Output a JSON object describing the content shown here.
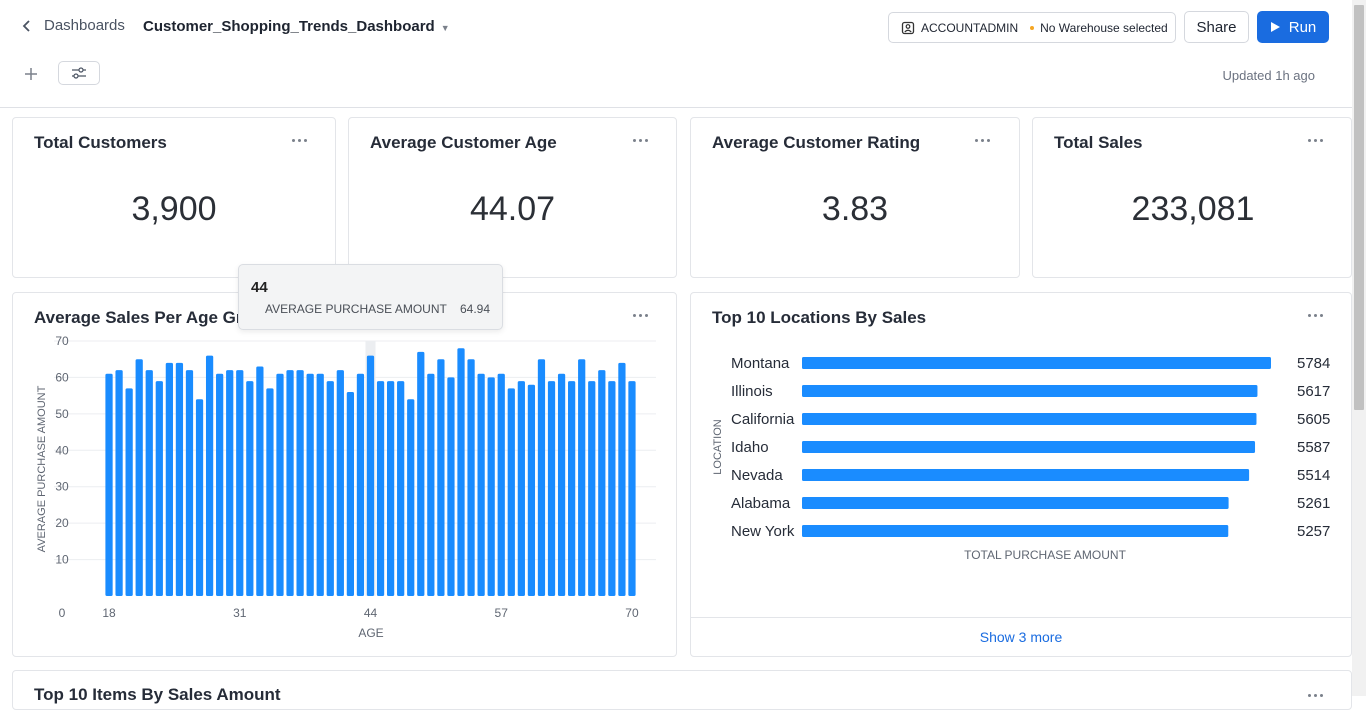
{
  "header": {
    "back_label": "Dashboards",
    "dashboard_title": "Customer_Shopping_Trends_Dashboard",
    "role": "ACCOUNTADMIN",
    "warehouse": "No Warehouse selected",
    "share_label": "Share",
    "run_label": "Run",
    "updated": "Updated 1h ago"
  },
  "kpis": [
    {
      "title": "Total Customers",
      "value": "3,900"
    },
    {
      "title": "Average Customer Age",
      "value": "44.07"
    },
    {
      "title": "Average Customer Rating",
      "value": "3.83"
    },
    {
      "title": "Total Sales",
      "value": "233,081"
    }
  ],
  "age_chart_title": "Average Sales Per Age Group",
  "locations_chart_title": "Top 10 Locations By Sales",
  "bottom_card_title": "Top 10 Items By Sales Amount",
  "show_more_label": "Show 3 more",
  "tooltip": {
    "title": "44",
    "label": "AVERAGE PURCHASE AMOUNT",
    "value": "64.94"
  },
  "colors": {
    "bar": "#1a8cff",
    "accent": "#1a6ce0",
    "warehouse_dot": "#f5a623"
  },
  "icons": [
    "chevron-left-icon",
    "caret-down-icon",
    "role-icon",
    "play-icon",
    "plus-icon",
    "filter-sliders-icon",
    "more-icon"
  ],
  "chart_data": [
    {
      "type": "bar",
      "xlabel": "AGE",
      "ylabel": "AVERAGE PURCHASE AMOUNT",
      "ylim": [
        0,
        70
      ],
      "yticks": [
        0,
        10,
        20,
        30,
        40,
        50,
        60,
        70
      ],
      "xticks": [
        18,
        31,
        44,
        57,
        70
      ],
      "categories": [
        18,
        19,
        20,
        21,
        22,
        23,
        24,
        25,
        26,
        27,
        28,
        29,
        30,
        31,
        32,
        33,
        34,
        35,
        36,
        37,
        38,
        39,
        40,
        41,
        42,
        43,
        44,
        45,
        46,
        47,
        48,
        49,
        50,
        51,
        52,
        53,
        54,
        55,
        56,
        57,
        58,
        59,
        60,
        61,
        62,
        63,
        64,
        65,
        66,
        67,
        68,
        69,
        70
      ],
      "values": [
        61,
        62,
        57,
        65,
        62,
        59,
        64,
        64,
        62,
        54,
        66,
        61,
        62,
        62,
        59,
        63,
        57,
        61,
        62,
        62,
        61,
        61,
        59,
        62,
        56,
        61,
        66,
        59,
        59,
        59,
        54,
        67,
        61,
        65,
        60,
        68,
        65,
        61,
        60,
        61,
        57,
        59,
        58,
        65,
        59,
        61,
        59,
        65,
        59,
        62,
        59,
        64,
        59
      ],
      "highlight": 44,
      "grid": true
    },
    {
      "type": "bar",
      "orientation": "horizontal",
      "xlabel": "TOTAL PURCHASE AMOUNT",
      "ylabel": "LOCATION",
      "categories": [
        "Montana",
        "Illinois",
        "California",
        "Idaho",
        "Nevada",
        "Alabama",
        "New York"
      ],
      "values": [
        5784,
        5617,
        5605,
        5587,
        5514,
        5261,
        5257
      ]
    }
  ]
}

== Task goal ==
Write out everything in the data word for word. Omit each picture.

== Answer section ==
Output a JSON object describing the content shown here.
{
  "header": {
    "back_label": "Dashboards",
    "dashboard_title": "Customer_Shopping_Trends_Dashboard",
    "role": "ACCOUNTADMIN",
    "warehouse": "No Warehouse selected",
    "share_label": "Share",
    "run_label": "Run",
    "updated": "Updated 1h ago"
  },
  "kpis": [
    {
      "title": "Total Customers",
      "value": "3,900"
    },
    {
      "title": "Average Customer Age",
      "value": "44.07"
    },
    {
      "title": "Average Customer Rating",
      "value": "3.83"
    },
    {
      "title": "Total Sales",
      "value": "233,081"
    }
  ],
  "age_chart_title": "Average Sales Per Age Group",
  "locations_chart_title": "Top 10 Locations By Sales",
  "bottom_card_title": "Top 10 Items By Sales Amount",
  "show_more_label": "Show 3 more",
  "tooltip": {
    "title": "44",
    "label": "AVERAGE PURCHASE AMOUNT",
    "value": "64.94"
  },
  "colors": {
    "bar": "#1a8cff",
    "accent": "#1a6ce0",
    "warehouse_dot": "#f5a623"
  },
  "icons": [
    "chevron-left-icon",
    "caret-down-icon",
    "role-icon",
    "play-icon",
    "plus-icon",
    "filter-sliders-icon",
    "more-icon"
  ],
  "chart_data": [
    {
      "type": "bar",
      "xlabel": "AGE",
      "ylabel": "AVERAGE PURCHASE AMOUNT",
      "ylim": [
        0,
        70
      ],
      "yticks": [
        0,
        10,
        20,
        30,
        40,
        50,
        60,
        70
      ],
      "xticks": [
        18,
        31,
        44,
        57,
        70
      ],
      "categories": [
        18,
        19,
        20,
        21,
        22,
        23,
        24,
        25,
        26,
        27,
        28,
        29,
        30,
        31,
        32,
        33,
        34,
        35,
        36,
        37,
        38,
        39,
        40,
        41,
        42,
        43,
        44,
        45,
        46,
        47,
        48,
        49,
        50,
        51,
        52,
        53,
        54,
        55,
        56,
        57,
        58,
        59,
        60,
        61,
        62,
        63,
        64,
        65,
        66,
        67,
        68,
        69,
        70
      ],
      "values": [
        61,
        62,
        57,
        65,
        62,
        59,
        64,
        64,
        62,
        54,
        66,
        61,
        62,
        62,
        59,
        63,
        57,
        61,
        62,
        62,
        61,
        61,
        59,
        62,
        56,
        61,
        66,
        59,
        59,
        59,
        54,
        67,
        61,
        65,
        60,
        68,
        65,
        61,
        60,
        61,
        57,
        59,
        58,
        65,
        59,
        61,
        59,
        65,
        59,
        62,
        59,
        64,
        59
      ],
      "highlight": 44,
      "grid": true
    },
    {
      "type": "bar",
      "orientation": "horizontal",
      "xlabel": "TOTAL PURCHASE AMOUNT",
      "ylabel": "LOCATION",
      "categories": [
        "Montana",
        "Illinois",
        "California",
        "Idaho",
        "Nevada",
        "Alabama",
        "New York"
      ],
      "values": [
        5784,
        5617,
        5605,
        5587,
        5514,
        5261,
        5257
      ]
    }
  ]
}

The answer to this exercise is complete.